PROBLEM REQUIREMENTS -
Look through the listing for the word "Detect". Copy each line that has it.

DATA TO USE -
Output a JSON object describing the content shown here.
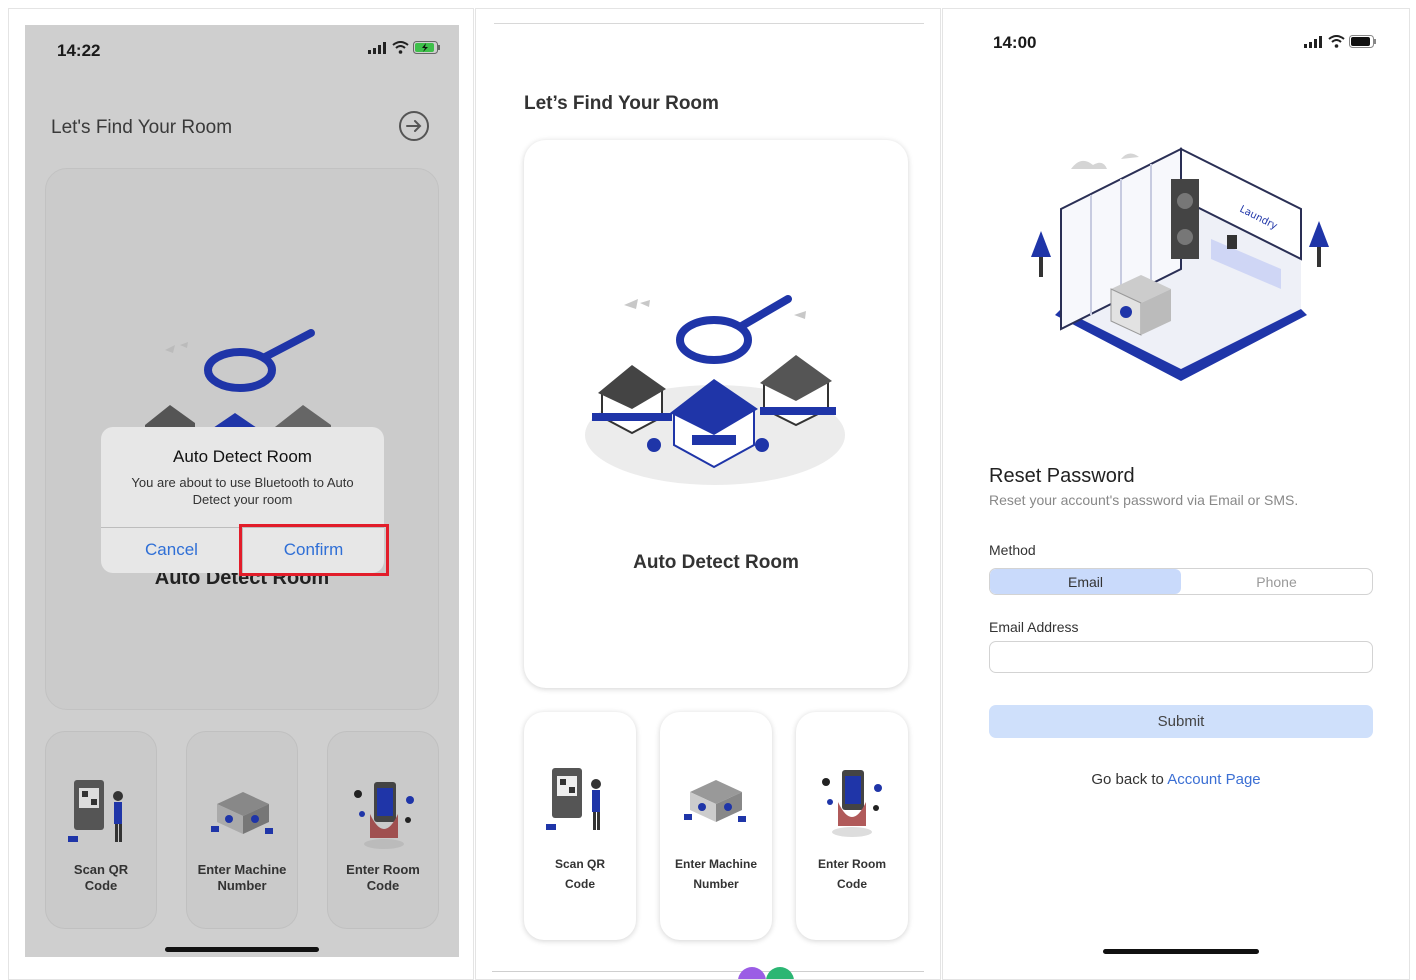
{
  "screens": [
    {
      "status": {
        "time": "14:22"
      },
      "header": {
        "title": "Let's Find Your Room",
        "next_icon": "arrow-right-circle-icon"
      },
      "main_card": {
        "label": "Auto Detect Room"
      },
      "dialog": {
        "title": "Auto Detect Room",
        "message": "You are about to use Bluetooth to Auto Detect your room",
        "cancel_label": "Cancel",
        "confirm_label": "Confirm"
      },
      "options": [
        {
          "line1": "Scan QR",
          "line2": "Code"
        },
        {
          "line1": "Enter Machine",
          "line2": "Number"
        },
        {
          "line1": "Enter Room",
          "line2": "Code"
        }
      ]
    },
    {
      "header": {
        "title": "Let’s Find Your Room"
      },
      "main_card": {
        "label": "Auto Detect Room"
      },
      "options": [
        {
          "line1": "Scan QR",
          "line2": "Code"
        },
        {
          "line1": "Enter Machine",
          "line2": "Number"
        },
        {
          "line1": "Enter Room",
          "line2": "Code"
        }
      ]
    },
    {
      "status": {
        "time": "14:00"
      },
      "title": "Reset Password",
      "subtitle": "Reset your account's password via Email or SMS.",
      "method_label": "Method",
      "methods": [
        "Email",
        "Phone"
      ],
      "selected_method": "Email",
      "email_label": "Email Address",
      "email_value": "",
      "email_placeholder": "",
      "submit_label": "Submit",
      "back_prefix": "Go back to",
      "back_link": "Account Page",
      "illustration_text": "Laundry"
    }
  ],
  "colors": {
    "brand_blue": "#1f35a8",
    "accent_link": "#3b6fd4",
    "highlight_red": "#e21d2a",
    "segment_active": "#c9dafb",
    "submit_bg": "#cfe0fb",
    "overlay_gray": "#cfcfcf"
  }
}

EXERCISE RESPONSE -
        "label": "Auto Detect Room"
        "title": "Auto Detect Room",
        "message": "You are about to use Bluetooth to Auto Detect your room",
        "label": "Auto Detect Room"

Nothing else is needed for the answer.